Published 10:40 pm Thursday, October 28, 2021
The Alabama Legislature convened in Montgomery Thursday afternoon to address redistricting before the 2022 election cycle begins.
The special session was called by Gov. Kay Ivey. The governor also tasked the legislature with addressing appropriation of an additional $80 million in federal relief funds for the state. Reapportionment and appropriating the relief funds are the only matters on the agenda for the special session. But, additional bills may be brought up with the approval of a 3/5 majority vote.
Federal and state law requires the legislature to redraw districts after every census in order to keep the population in each district roughly equal. The legislature will have to redraw district lines for seven U.S. Congressional districts, eight state board of education districts, 25 Alabama Senate districts and 105 Alabama House districts.
Political analyst Steve Flowers said there may be some contention in the House over the realignment of some districts.
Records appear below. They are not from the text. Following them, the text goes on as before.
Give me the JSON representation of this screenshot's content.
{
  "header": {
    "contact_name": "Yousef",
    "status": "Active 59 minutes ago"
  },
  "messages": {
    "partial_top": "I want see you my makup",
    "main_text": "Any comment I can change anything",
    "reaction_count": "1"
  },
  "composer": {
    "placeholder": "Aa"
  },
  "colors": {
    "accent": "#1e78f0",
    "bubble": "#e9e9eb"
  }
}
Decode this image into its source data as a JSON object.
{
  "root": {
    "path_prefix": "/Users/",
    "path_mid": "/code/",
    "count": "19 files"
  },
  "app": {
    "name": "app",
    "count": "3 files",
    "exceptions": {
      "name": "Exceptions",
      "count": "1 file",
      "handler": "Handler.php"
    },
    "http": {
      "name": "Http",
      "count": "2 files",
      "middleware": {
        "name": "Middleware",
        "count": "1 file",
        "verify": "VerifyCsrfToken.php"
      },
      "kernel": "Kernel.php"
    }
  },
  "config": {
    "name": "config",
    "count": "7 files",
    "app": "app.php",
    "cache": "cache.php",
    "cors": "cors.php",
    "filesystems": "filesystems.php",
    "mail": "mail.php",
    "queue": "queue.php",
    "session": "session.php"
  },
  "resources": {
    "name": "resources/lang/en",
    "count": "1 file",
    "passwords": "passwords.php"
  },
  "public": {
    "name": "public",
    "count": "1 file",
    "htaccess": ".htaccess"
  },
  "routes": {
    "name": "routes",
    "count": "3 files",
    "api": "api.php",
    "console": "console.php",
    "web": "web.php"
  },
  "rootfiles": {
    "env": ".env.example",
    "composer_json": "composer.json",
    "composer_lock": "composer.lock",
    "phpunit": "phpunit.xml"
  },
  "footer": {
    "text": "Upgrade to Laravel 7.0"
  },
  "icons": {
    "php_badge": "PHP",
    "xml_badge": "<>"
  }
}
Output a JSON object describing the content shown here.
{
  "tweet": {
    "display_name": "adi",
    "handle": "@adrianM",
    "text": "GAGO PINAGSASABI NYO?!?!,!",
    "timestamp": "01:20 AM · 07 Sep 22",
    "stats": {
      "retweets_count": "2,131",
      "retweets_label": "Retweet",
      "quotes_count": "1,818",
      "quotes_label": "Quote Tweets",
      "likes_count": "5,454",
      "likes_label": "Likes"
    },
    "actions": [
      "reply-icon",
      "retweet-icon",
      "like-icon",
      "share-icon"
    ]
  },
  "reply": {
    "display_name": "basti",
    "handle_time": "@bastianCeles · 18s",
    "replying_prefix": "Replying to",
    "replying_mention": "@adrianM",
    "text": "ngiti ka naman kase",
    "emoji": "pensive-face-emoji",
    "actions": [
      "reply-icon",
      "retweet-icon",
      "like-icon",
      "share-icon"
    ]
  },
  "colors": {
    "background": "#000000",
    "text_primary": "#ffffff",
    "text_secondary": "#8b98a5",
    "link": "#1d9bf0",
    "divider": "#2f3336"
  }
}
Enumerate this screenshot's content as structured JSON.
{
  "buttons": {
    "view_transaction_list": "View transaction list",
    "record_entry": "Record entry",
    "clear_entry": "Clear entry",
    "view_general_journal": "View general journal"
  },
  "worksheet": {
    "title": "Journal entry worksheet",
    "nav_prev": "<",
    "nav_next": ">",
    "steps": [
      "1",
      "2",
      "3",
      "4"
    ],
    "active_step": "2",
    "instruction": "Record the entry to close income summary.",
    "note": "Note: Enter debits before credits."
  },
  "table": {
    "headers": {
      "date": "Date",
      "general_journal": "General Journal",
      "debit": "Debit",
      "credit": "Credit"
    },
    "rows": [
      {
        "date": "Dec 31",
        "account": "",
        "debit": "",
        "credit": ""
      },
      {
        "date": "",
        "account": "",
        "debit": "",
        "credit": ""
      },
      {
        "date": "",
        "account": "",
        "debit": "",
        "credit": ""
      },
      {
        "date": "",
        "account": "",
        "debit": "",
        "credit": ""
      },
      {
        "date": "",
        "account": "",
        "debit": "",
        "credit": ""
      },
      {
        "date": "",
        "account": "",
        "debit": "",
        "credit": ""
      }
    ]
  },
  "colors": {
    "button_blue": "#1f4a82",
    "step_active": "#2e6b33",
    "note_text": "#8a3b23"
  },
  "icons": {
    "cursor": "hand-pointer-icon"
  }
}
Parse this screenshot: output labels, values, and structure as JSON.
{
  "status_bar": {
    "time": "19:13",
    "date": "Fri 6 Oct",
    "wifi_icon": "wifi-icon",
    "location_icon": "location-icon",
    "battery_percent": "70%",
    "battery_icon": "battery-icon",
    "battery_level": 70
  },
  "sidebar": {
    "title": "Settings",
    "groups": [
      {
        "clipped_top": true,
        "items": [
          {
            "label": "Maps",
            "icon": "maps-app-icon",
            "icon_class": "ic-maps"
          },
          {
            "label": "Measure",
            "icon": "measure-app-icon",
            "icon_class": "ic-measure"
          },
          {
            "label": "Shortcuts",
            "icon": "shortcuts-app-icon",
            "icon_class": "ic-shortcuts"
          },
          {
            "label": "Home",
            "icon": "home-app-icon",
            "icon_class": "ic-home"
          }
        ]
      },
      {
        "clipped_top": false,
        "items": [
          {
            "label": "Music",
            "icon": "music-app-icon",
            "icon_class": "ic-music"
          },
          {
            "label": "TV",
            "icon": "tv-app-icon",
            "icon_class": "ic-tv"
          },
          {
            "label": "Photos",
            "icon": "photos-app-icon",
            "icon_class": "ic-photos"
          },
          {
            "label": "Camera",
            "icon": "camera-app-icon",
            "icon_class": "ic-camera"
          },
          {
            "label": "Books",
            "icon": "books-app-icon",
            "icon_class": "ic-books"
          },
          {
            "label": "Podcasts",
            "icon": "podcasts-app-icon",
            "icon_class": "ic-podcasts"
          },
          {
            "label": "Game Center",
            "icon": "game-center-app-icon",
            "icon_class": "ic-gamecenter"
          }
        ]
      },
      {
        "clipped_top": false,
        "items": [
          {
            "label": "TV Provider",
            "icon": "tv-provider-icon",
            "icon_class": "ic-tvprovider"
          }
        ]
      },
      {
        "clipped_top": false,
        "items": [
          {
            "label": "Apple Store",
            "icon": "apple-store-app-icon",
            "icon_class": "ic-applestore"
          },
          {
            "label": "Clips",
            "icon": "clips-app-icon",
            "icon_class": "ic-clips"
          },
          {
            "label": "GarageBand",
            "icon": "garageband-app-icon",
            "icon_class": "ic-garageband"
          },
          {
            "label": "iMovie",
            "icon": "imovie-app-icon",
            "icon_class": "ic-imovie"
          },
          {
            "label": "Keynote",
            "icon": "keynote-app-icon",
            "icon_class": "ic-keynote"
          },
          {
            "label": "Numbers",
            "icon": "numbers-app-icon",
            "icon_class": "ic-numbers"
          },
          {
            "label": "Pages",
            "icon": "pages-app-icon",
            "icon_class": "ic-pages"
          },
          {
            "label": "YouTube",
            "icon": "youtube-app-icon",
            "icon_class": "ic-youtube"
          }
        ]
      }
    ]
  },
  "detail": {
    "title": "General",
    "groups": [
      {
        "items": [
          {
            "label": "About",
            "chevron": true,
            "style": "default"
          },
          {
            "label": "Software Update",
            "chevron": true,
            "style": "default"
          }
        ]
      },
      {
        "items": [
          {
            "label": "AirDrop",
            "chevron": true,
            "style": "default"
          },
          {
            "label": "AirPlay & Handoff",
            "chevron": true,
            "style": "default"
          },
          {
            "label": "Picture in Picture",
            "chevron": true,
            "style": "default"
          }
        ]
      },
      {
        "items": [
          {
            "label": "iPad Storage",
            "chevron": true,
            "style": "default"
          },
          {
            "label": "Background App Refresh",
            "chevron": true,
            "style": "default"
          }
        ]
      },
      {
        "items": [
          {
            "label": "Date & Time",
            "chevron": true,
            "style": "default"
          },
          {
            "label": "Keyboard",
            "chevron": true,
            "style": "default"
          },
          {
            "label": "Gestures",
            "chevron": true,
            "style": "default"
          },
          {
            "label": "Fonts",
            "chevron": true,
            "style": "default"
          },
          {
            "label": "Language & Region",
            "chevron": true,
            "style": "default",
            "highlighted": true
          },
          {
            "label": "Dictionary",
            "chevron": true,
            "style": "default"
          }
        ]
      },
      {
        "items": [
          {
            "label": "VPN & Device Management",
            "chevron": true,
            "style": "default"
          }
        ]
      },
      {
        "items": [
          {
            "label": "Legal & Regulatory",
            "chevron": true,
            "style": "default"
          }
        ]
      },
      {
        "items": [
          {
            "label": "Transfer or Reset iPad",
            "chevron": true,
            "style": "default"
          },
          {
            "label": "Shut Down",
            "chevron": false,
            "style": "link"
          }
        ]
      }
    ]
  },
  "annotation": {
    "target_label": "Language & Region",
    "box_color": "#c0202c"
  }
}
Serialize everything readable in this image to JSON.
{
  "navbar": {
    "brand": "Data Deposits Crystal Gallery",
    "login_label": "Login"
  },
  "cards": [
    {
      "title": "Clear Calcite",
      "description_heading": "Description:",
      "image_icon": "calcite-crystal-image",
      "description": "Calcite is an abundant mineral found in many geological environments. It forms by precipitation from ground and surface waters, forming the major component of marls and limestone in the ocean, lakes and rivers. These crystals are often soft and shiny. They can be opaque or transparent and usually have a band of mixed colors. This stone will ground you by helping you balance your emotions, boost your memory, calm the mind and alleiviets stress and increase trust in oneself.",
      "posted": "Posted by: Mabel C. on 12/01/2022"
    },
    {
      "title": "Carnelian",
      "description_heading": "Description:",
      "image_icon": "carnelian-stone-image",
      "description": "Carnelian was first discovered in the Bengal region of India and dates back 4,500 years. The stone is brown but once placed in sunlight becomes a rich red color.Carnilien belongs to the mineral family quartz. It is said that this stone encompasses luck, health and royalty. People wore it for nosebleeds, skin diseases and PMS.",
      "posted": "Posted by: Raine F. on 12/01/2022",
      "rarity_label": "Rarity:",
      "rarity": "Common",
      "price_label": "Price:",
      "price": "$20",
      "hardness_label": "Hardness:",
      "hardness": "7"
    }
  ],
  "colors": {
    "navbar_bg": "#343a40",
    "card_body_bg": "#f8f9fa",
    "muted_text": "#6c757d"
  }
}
Flowers said even though Alabama grew in population, the state’s rural areas lost population while the urban areas grew. Flowers said in Montgomery, some contention may arise over Rep. Charlotte Meadows’ District 74. The realignment may shift the district from Republican to Democratic control.
“They were working under the plan not to add any districts,” Flowers said. “They could have gone up in the number of districts, but they worked hard not to do that. The Republicans have a supermajority in the House and Senate. There are 28 Democratic seats in the House. A lot of Republicans are OK with not adding districts, but they didn’t want to lose one. But, her district really got caught in a change in demographics and there’s nothing you can really do about that.”
Flowers said the districts in the Wiregrass remained relatively unchanged. He said District 89, which includes Pike County, may be expanded slightly to include a little more of Dale County.
Flowers said he wasn’t sure how quick the realigned districts would be passed. But, he expected some debate and the session may last a couple of weeks. But, when passed, Flowers said he thinks the districts will stand.
“I think they’ve done a really good job with the districts,” Flowers said. “I think the new districts will withstand the scrutiny of the courts.”